Gabapentin attenuates hyperexcitability in the freeze-lesion model of developmental cortical malformation.

Publication TypeJournal Article
Year of Publication2014
AuthorsAndresen, L, Hampton, D, Taylor, A, Morel, L, Yang, Y, Maguire, J, Dulla, CG
JournalNeurobiology of disease
Date Published2014/08/23
ISSN0969-9961
Abstract

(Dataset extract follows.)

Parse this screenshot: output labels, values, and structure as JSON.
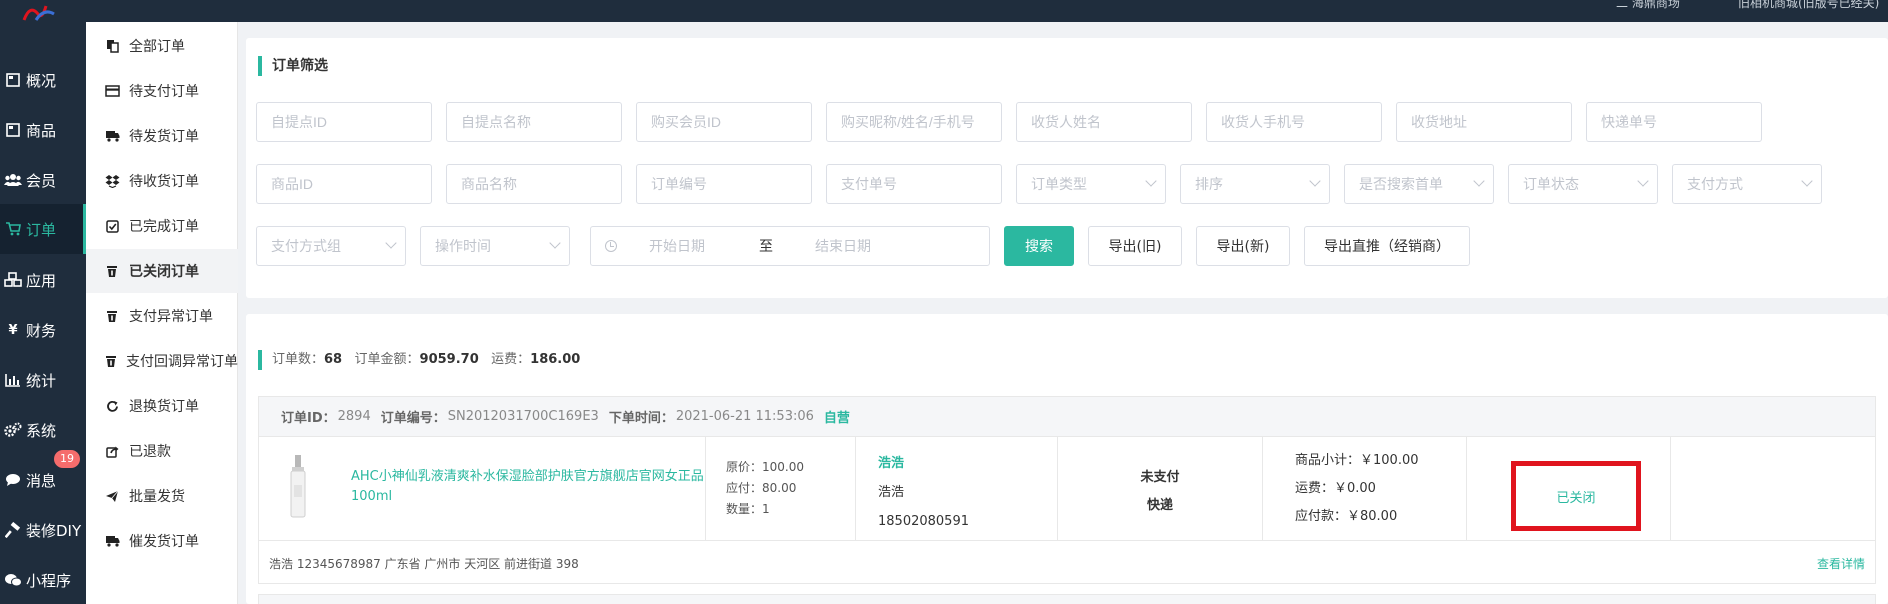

Developmental cortical malformations are associated with a high incidence of drug-resistant epilepsy. The underlying epileptogenic mechanisms, however, are poorly understood. In rodents, cortical malformations can be modeled using neonatal freeze-lesion (FL), which has been shown to cause in vitro cortical hyperexcitability. Here, we investigated the therapeutic potential of gabapentin, a clinically used anticonvulsant and analgesic, in preventing FL-induced in vitro and in vivo hyperexcitability. Gabapentin has been shown to disrupt the interaction of thrombospondin (TSP) with α2δ-1, an auxiliary calcium channel subunit. TSP/α2δ-1 signaling has been shown to drive the formation of excitatory synapses during cortical development and following injury. Gabapentin has been reported to have neuroprotective and anti-epileptogenic effects in other models associated with increased TSP expression and reactive astrocytosis. We found that both TSP and α2δ-1 were transiently upregulated following neonatal FL. We therefore designed a one-week GBP treatment paradigm to block TSP/α2δ-1 signaling during the period of their upregulation. GBP treatment prevented epileptiform activity following FL, as assessed by both glutamate biosensor imaging and field potential recording. GBP also attenuated FL-induced increases in mEPSC frequency at both P7 and 28. Additionally, GBP treated animals had decreased in vivo kainic acid (KA)-induced seizure activity. Taken together these results suggest gabapentin treatment immediately after FL can prevent the formation of a hyperexcitable network and may have therapeutic potential to minimize epileptogenic processes associated with developmental cortical malformations.

URLhttp://linkinghub.elsevier.com/retrieve/pii/S0969-9961(14)00253-8
DOI10.1016/j.nbd.2014.08.022
Pubmed

http://www.ncbi.nlm.nih.gov/pubmed/25158291?dopt=Abstract